Part B: Response to the HLR Opinion
The Czar has read the HLR piece, which is only four paragraphs long and dates back to November, 2008.
A summary of the piece: The Supreme Court’s Heller decision is a good example of the debate between Originalism (what the founders meant) and the Living Constitution folks.
Any Facebook reader who decides that this small piece of filler is proof that the Second Amendment is dead and all guns are illegal is highly imaginative, because there is nothing like that in there at all.
Also, the Czar believes the Gold Standard of Constitutional Law is the Constitution of the United States, and not four paragraphs in a law review. Does that reader even know what the Harvard Law Review is? It is a collection of interesting leading cases: here are some important cases you might have missed and where you can get more information on them. It is not essays on American jurisprudence, though the Czar can understand why someone with an inch-think intellect could make that mistake.
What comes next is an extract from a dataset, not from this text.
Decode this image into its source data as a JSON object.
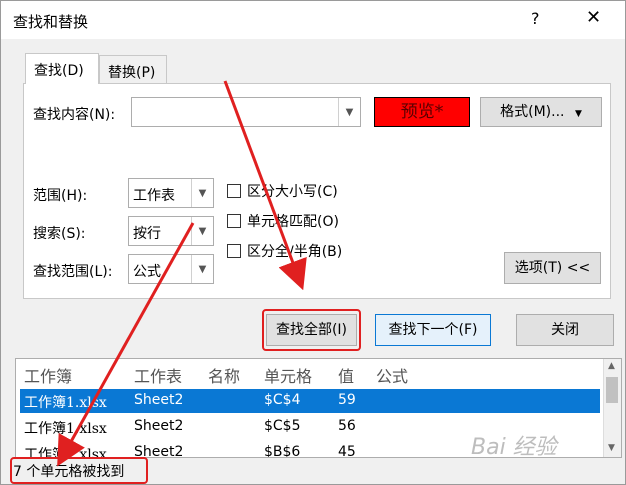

It is a Review of the recent Law decisions; hence, Harvard Law Review.
Indeed, the essay in question is “Here is the Heller decision, in case you didn’t hear.” The author, Reva Siegel, makes no interpretation of right or wrong, no suggestions of precedent, or anything else that would contradict the mission of the HVL
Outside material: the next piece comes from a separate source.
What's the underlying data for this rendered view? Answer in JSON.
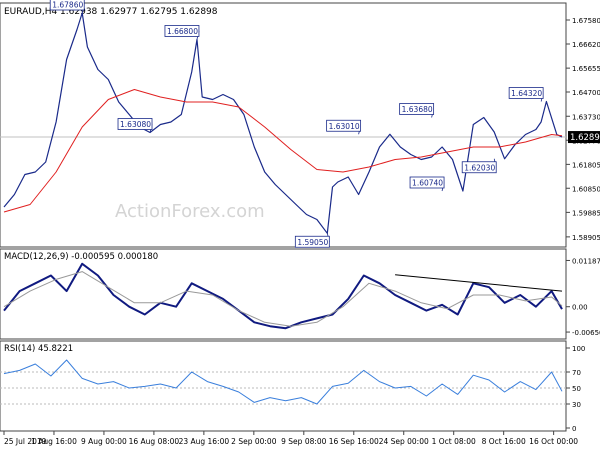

Once again, one cannot read this and decide Siegel is on either side. It is a fair assement from some of the weasel wording in the essay that Siegel is a living Constitutionalist person and disagrees with the decision, but to be fair the comment about long-dead Americans is a little out of context as well. But to declare that this four-paragraph piece is proof that SCOTUS got it wrong is complete lunacy.
Part III: What the Czar Thinks of the Second Amendment
As a wrap-up, here we go.
The Second Amendment, the Czar believes, tells the United States government that any restriction or ban on privately owned firearms is forbidden, because an armed population is necessary to safety and security of the entire country.
There you go.
Many folks are siding with Ben Shapiro, who said that his right to own an AR-15 is to help prevent a takeover by government forces.
The Czar thinks that scenario is a bit far-fetched. The Czar thinks that Ben Shapiro has a right to own an AR-15 because it’s nobody’s goddamned business what type of rifle chassis he buys.
Yes, the Czar believes the founders were clear on this: no assault weapons bans, no concealed carry prohibitions, no handgun bans, and no limits on magazines or calibers.
Further, the Czar believes that even automatic weapons, without registration, should be available to the public because putting out three bullets in a half second is no more dangerous than putting out three bullets in two seconds on a semi-automatic. Or three bullets in three seconds with a bolt-action rifle. They are no more or less dangerous to law enforcement and private citizens as any other type of firearm. Gun control fans actually would find themselves ill-equipped to debate the Czar on automatic weapons.
The Czar does believe, however, that anti-tank weapons, rocket launchers, grenades, and other small infantry weapons are not Arms in the constitutional sense, as an improperly stored rocket launcher, like a pipe bomb, is a danger to the surrounding community and not just the owner.
The Czar doesn’t care—and believes the government shall not care—on whether you hunt, serve in law enforcement, desire to protect your home or your neighbor’s home, work in security, or just like to collect. Your firearm choice, including not owning one, is entirely your right.
And sorry if this doesn’t go Facebook’s way. Then again, they are free to disagree: they enjoy their First Amendment rights thanks to the Second.